Digital City Maturity benchmark
The story of building future global cities
As you are probably reading this on your laptop, tablet or in the rare cases a paperback, you have realized that increasing digitization is a change that affects our lives and is present in various ways. Every change offers opportunities as well as threats and the City of Amsterdam was quick in realizing so. But how can a city best organize itself to serve the citizens optimally in a digitizing society?
Digital inclusion and citizen participation
In order to answer the question above, our GovLab team engaged in a project with the Municipality of Amsterdam focusing on two societal aspects especially relevant for the city council: (Digital) inclusion of all citizens, and citizens participation and democracy. The Municipality of Amsterdam has asked the Deloitte GovLab NL team to research the following questions:
- How mature are Amsterdam and other cities in dealing with both the positive and the negative effects of digitization in the city?
- What are some best practices on digital inclusion and participation?
Key findings of the project
By using Deloitte’s GovLab digital maturity model, the team measured to what extent the building blocks of a city are set up in a way that helps a city to navigate the (social) consequences of a digitizing society, both positively and negatively. On a scale from 1-5, all the participating cities in this study scored between the contender (3) and top performer (4), albeit all with their own strengths and challenges. In a nutshell, here are the key lessons learned:
- Successful citizen participation requires a combination of both offline channels and online tools;
- (Digital) inclusion can be stimulated using a city’s network of public places;
- City organizations can often learn from and collaborate with the private sector on working in a user-centric way;
- A clear vision and a coherent strategic plan are important factors for successful digital transformation;
- Top leadership advocacy of the digital agenda accelerates the speed of change in the city;
- Collaboration with the national government helps to set standardization and scale digital solutions.
View the insights
A personal adventure
For most people January can be a slow month that seems to last forever, but it certainly was not for Aleksandra Arsova, a consultant within the Deloitte GovLab team. She and her team have been working on this benchmarking study for the municipality of Amsterdam where they compared its digital maturity to 6 other global cities and extracted lessons learned from their best practices.
After conducting a large number of interviews with top city officials from Casablanca, Cascais, Copenhagen, Helsinki, Tallinn, Tel Aviv, and Amsterdam itself, the team extracted valuable insights and spotted interesting projects in few of the cities that led to investigate the matter even further.
First, they visited Tallinn where they experienced a totally digitized society covered in snow, and full of friendly faces. The medieval spirit of the town is still prevalent even though their way of living has become extremely modern: 99% of Estonian public services are available online and citizens can real-time track who, how, and for what purpose their data is being used. All of this has been made possible by a very effective software integration layer called X-road. On top of this, citizens can use the AvaLinn app in order to participate in the process of reshaping the public spaces.
The following week the team wandered a bit more south – all the way to Tel Aviv.
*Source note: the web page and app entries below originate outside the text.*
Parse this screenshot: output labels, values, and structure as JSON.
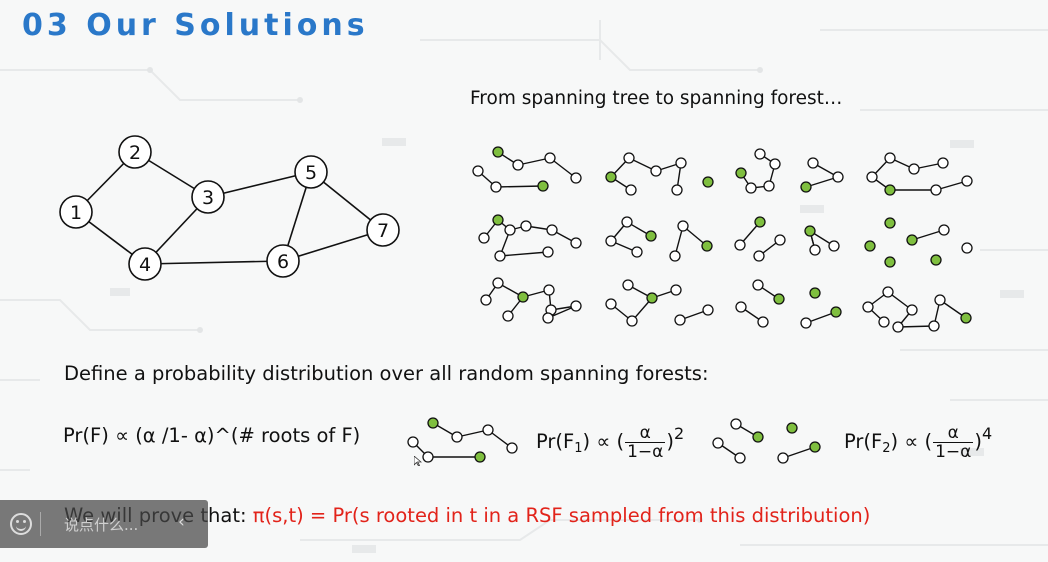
{
  "slide": {
    "title": "03 Our Solutions",
    "caption": "From spanning tree to spanning forest…",
    "define_text": "Define a probability distribution over all random spanning forests:",
    "formula_main": "Pr(F) ∝ (α /1- α)^(# roots of F)",
    "formula_f1": {
      "lhs": "Pr(F",
      "sub": "1",
      "mid": ") ∝ (",
      "num": "α",
      "den": "1−α",
      "close": ")",
      "exp": "2"
    },
    "formula_f2": {
      "lhs": "Pr(F",
      "sub": "2",
      "mid": ") ∝ (",
      "num": "α",
      "den": "1−α",
      "close": ")",
      "exp": "4"
    },
    "prove_black": "We will prove that: ",
    "prove_red": "π(s,t) = Pr(s rooted in t in a RSF sampled from this distribution)"
  },
  "graph": {
    "node_labels": [
      "1",
      "2",
      "3",
      "4",
      "5",
      "6",
      "7"
    ]
  },
  "overlay": {
    "placeholder": "说点什么...",
    "chevron": "‹",
    "smile_icon": "smile-icon"
  },
  "colors": {
    "title": "#2a78c9",
    "root_node": "#7fbf3f",
    "highlight_text": "#e2231a"
  }
}
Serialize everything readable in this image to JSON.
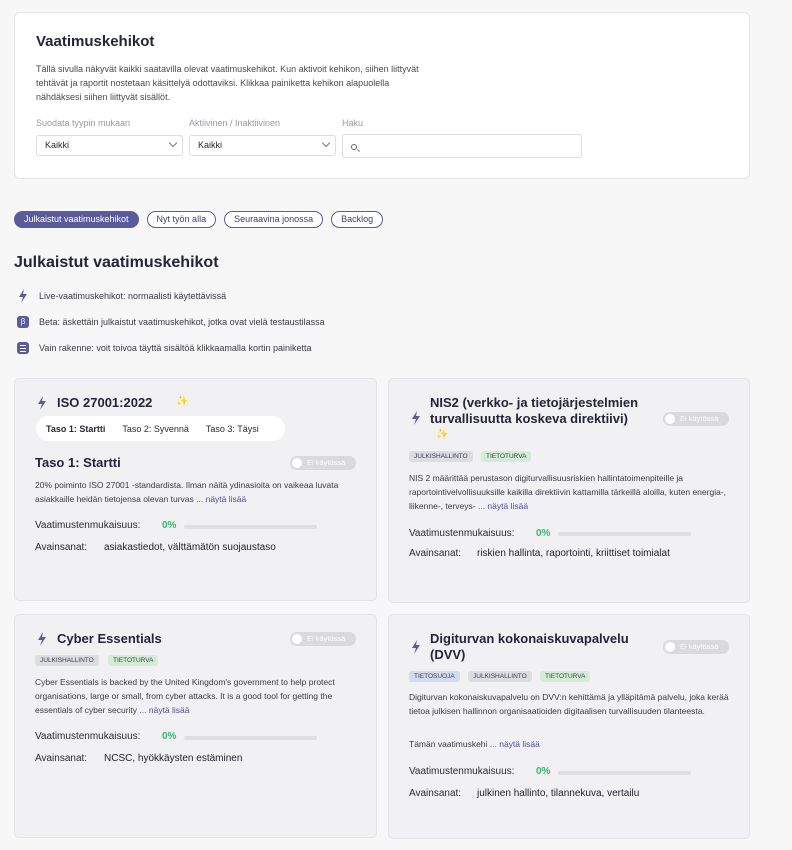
{
  "header": {
    "title": "Vaatimuskehikot",
    "intro": "Tällä sivulla näkyvät kaikki saatavilla olevat vaatimuskehikot. Kun aktivoit kehikon, siihen liittyvät tehtävät ja raportit nostetaan käsittelyä odottaviksi. Klikkaa painiketta kehikon alapuolella nähdäksesi siihen liittyvät sisällöt."
  },
  "filters": {
    "type_label": "Suodata tyypin mukaan",
    "type_value": "Kaikki",
    "active_label": "Aktiivinen / Inaktiivinen",
    "active_value": "Kaikki",
    "search_label": "Haku",
    "search_value": ""
  },
  "tabs": [
    "Julkaistut vaatimuskehikot",
    "Nyt työn alla",
    "Seuraavina jonossa",
    "Backlog"
  ],
  "section": {
    "title": "Julkaistut vaatimuskehikot",
    "legend": [
      {
        "icon": "bolt-icon",
        "text": "Live-vaatimuskehikot: normaalisti käytettävissä"
      },
      {
        "icon": "beta-icon",
        "text": "Beta: äskettäin julkaistut vaatimuskehikot, jotka ovat vielä testaustilassa"
      },
      {
        "icon": "structure-icon",
        "text": "Vain rakenne: voit toivoa täyttä sisältöä klikkaamalla kortin painiketta"
      }
    ]
  },
  "common": {
    "toggle_label": "Ei käytössä",
    "compliance_label": "Vaatimustenmukaisuus:",
    "keywords_label": "Avainsanat:",
    "more": "... näytä lisää"
  },
  "cards": {
    "iso": {
      "title": "ISO 27001:2022",
      "levels": [
        "Taso 1: Startti",
        "Taso 2: Syvennä",
        "Taso 3: Täysi"
      ],
      "level_title": "Taso 1: Startti",
      "desc": "20% poiminto ISO 27001 -standardista. Ilman näitä ydinasioita on vaikeaa luvata asiakkaille heidän tietojensa olevan turvas",
      "compliance": "0%",
      "keywords": "asiakastiedot, välttämätön suojaustaso"
    },
    "nis2": {
      "title": "NIS2 (verkko- ja tietojärjestelmien turvallisuutta koskeva direktiivi)",
      "tags": [
        "JULKISHALLINTO",
        "TIETOTURVA"
      ],
      "desc": "NIS 2 määrittää perustason digiturvallisuusriskien hallintatoimenpiteille ja raportointivelvollisuuksille kaikilla direktiivin kattamilla tärkeillä aloilla, kuten energia-, liikenne-, terveys-",
      "compliance": "0%",
      "keywords": "riskien hallinta, raportointi, kriittiset toimialat"
    },
    "cyber": {
      "title": "Cyber Essentials",
      "tags": [
        "JULKISHALLINTO",
        "TIETOTURVA"
      ],
      "desc": "Cyber Essentials is backed by the United Kingdom's government to help protect organisations, large or small, from cyber attacks. It is a good tool for getting the essentials of cyber security",
      "compliance": "0%",
      "keywords": "NCSC, hyökkäysten estäminen"
    },
    "dvv": {
      "title": "Digiturvan kokonaiskuvapalvelu (DVV)",
      "tags": [
        "TIETOSUOJA",
        "JULKISHALLINTO",
        "TIETOTURVA"
      ],
      "desc": "Digiturvan kokonaiskuvapalvelu on DVV:n kehittämä ja ylläpitämä palvelu, joka kerää tietoa julkisen hallinnon organisaatioiden digitaalisen turvallisuuden tilanteesta.",
      "desc2": "Tämän vaatimuskehi",
      "compliance": "0%",
      "keywords": "julkinen hallinto, tilannekuva, vertailu"
    }
  }
}
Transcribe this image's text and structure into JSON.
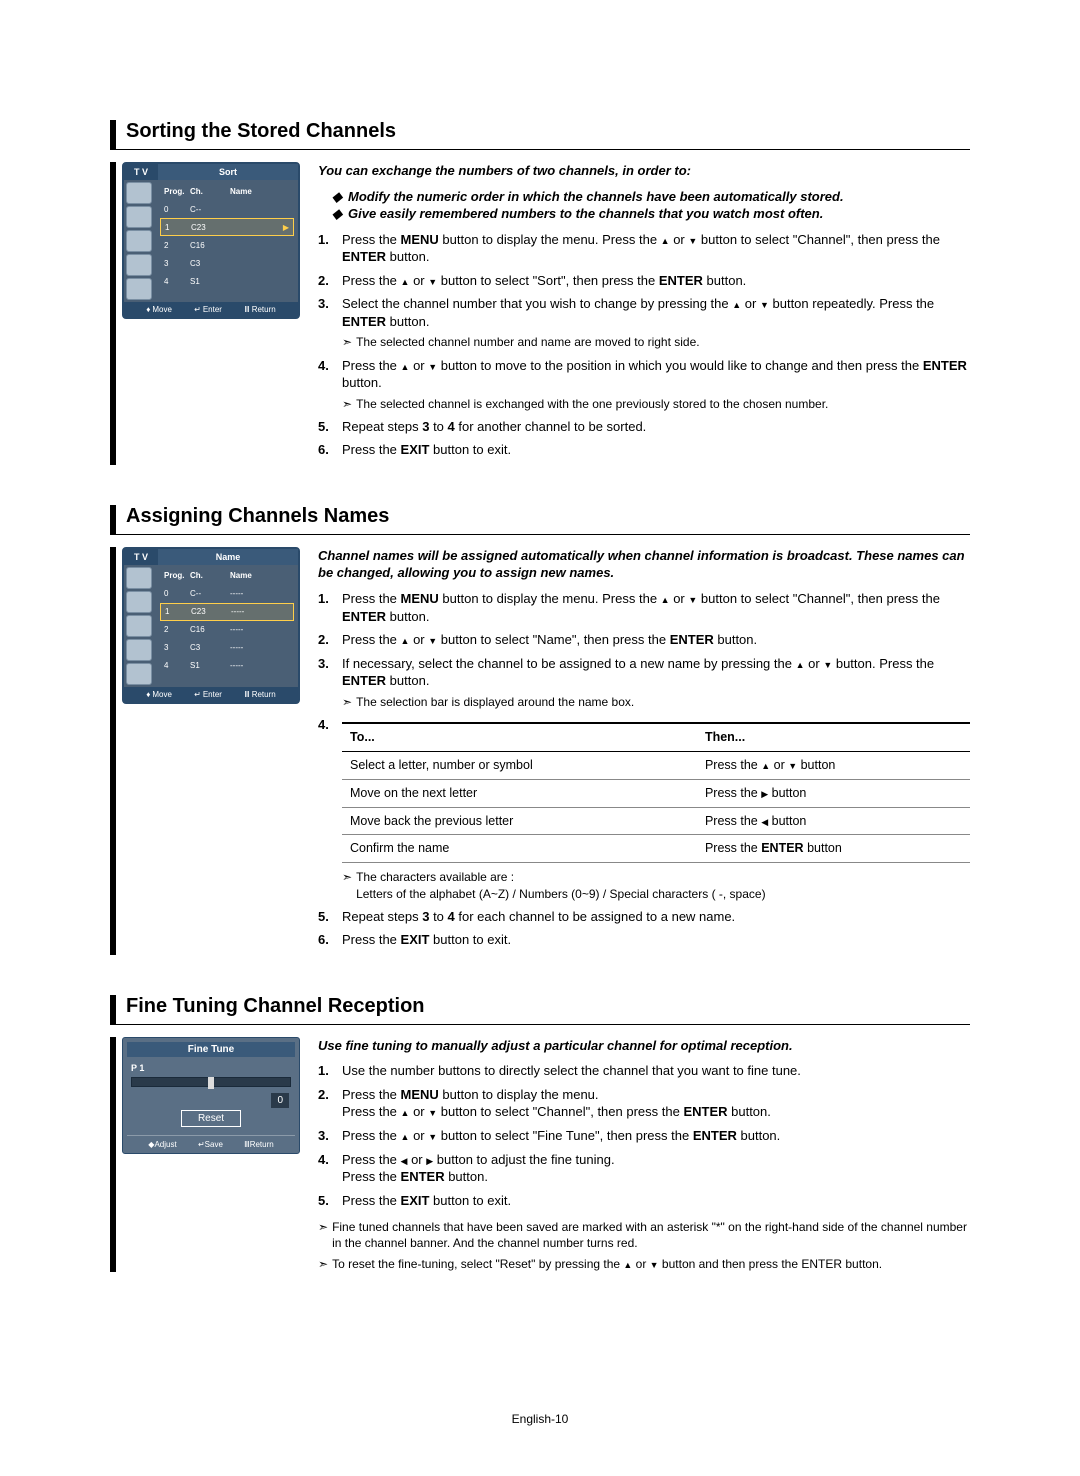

In Tel Aviv they experienced firsthand how this city uses a customized approach to activate its citizens. Based on their preferences and offers, Tel Avivians enjoy free benefits through the use of a simple application called DigiTel.
For their final stop a few days later, the team visited the capital of Finland. In Helsinki, the team were surprised by the well-organized city at the heart of a welfare state. A lot was learned about how Helsinki serves its citizens and aims to be ‘the most functional city’ in the world. They use a very inclusive feedback system and is improving the use of physical space in the city via a digital space-sharing service.
“We met a lot of Deloitte colleagues in all of these offices, so if you would like to know more about smart cities in these parts of the world, reach out and I will make sure to hook you up with colleagues who are ready to help” said Aleksandra at the end of the project. “I am confident that the project was a huge success, and as a result we are planning on bringing some of the participating cities together to the Deloitte Digital Summit in the Copenhagen, and see if we can spark collaboration based on our study.”
From here on
The report that has been produced together with the case studies, will be used as an input for the digital agenda of the City of Amsterdam. So, be on the scout for a more digital, fun, inclusive, and better Amsterdam in the years to come!